▶ [Component data from apps and pages]
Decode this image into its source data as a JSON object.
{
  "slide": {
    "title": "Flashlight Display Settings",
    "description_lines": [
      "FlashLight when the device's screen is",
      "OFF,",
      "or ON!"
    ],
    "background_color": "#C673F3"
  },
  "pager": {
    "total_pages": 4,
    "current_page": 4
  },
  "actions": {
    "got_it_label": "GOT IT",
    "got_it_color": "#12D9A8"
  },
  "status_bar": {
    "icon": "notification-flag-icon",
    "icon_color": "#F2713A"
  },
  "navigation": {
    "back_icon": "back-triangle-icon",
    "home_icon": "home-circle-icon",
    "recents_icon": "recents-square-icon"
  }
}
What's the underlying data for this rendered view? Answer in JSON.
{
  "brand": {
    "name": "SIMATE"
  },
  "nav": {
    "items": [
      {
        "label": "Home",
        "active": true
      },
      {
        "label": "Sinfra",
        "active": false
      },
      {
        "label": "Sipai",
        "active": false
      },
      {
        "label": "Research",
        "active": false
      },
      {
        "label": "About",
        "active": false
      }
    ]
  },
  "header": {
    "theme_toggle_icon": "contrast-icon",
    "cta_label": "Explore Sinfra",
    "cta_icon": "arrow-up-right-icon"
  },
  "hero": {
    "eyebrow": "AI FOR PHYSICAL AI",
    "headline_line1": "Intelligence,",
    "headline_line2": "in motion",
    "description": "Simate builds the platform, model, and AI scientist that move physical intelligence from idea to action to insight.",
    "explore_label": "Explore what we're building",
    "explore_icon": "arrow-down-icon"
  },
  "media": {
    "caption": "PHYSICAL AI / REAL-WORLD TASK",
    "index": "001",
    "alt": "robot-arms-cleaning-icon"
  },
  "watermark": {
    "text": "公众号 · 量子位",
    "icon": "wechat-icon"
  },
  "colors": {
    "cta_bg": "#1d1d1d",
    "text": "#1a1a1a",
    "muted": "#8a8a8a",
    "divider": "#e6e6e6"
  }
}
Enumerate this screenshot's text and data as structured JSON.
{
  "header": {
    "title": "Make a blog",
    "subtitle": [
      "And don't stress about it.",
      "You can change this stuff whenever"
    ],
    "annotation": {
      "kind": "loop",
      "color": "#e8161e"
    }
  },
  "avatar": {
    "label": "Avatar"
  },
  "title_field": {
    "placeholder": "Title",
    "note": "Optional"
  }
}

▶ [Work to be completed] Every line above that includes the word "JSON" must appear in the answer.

▶ [Answer area]
Decode this image into its source data as a JSON object.
What's the underlying data for this rendered view? Answer in JSON.
Enumerate this screenshot's text and data as structured JSON.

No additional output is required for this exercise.